to the parents before and after birth. Having access to sufficient emotional and
physical support might persuade some parents to continue their pregnancy rather
than choose abortion.
Prenatal tests nnow make it possible to identify fetuses that have defects in their
genetic structure that will cause mental retardation, deafness, early-onset
Alzheimer's disease, and a range of other diseases.
The New York Times wrote that:
"For many women and their partners, the decision to
terminate a pregnancy after a prenatal diagnosis of a serious genetic defect can
be harrowing, often coming after a painful assessment of their own emotional and
financial resources. ...
About 90 percent of women who learn they are carrying a fetus with the extra
21st chromosome that causes Down syndrome choose an abortion. Studies have shown
that many women also choose to abort for diagnoses of less serious conditions."
In an unusual display of bi-partisanship, one of the most
conservative legislators in Congress -- Senator Sam Brownback (R-KS) -- joined with one of
the most liberal, -- Senator Edward Kennedy (D-MA) -- and with one other
Democrat, one independent, and three other Republicans -- to cosponsor the
Prenatally and Postnatally Diagnosed Conditions Awareness Act. It passed
the senate on 2008-SEP-23 by unanimous consent. It passed the House two days
later by a voice vote, and signed into law by

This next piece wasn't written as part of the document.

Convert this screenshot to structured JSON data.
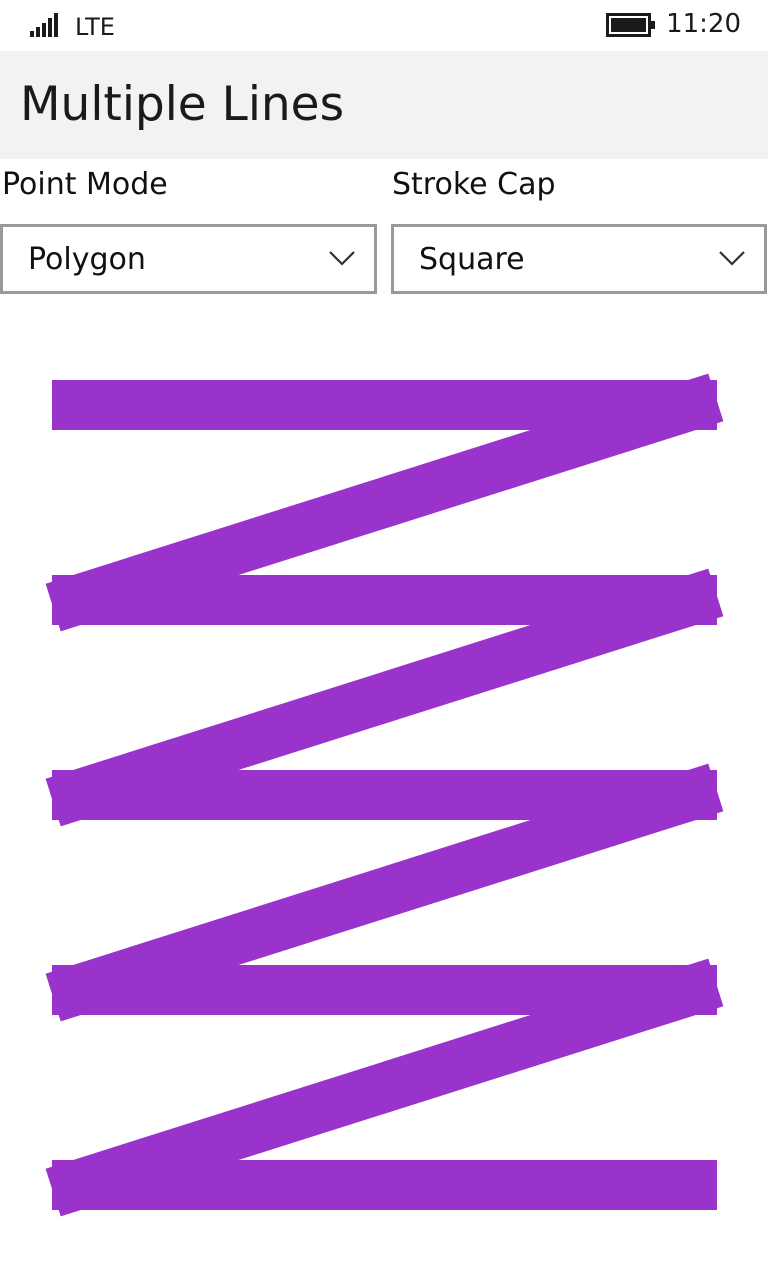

President George W Bush on OCT-08.
3 It will help provide up-to-date information to families that
receive an adverse prenatal genetic diagnosis. It will link them to support
services and networks that may be able to offer them continuing support. 3
An example of state legislation to encourage more abortions:
Thomas Reese, writing in the Religion News about Ireland's abortion referendum of 2018 said:
"In the early 1990s, Republicans in the New Jersey Legislature voted not to increase benefits for women on welfare if they have additional children. Thus, a mother with two children would have to take care of three with no increase in support. The consequences were quick and predictable: an increase in the number of abortions among women on welfare. ... Pro-life voters must choose between Republican rhetoric and Democratic results."
Melody Rose, "Safe, Legal and Unavailable? Abortion politics in the United
States," CQ Press, (2007). Read
reviews or order this book safely from Amazon.com online book store
Sarahlyunn Lester, "Genetic Testing + Abortion = ???," New York Times,
"Good News: Prenatal-Awareness Bill Heads to
President's Desk," CitizenLink.com, 2008-SEP-26, at:
"S. 1810: Prenatally and Postnatally
Diagnosed Conditions Awareness Act," Govtrack.us, at:
Copyright © 2008 to 2018 by Ontario Consultants on Religious Tolerance
Originally posted: 2008-SEP-29
Latest update: 2018-JUN-12
Author: B.A. Robinson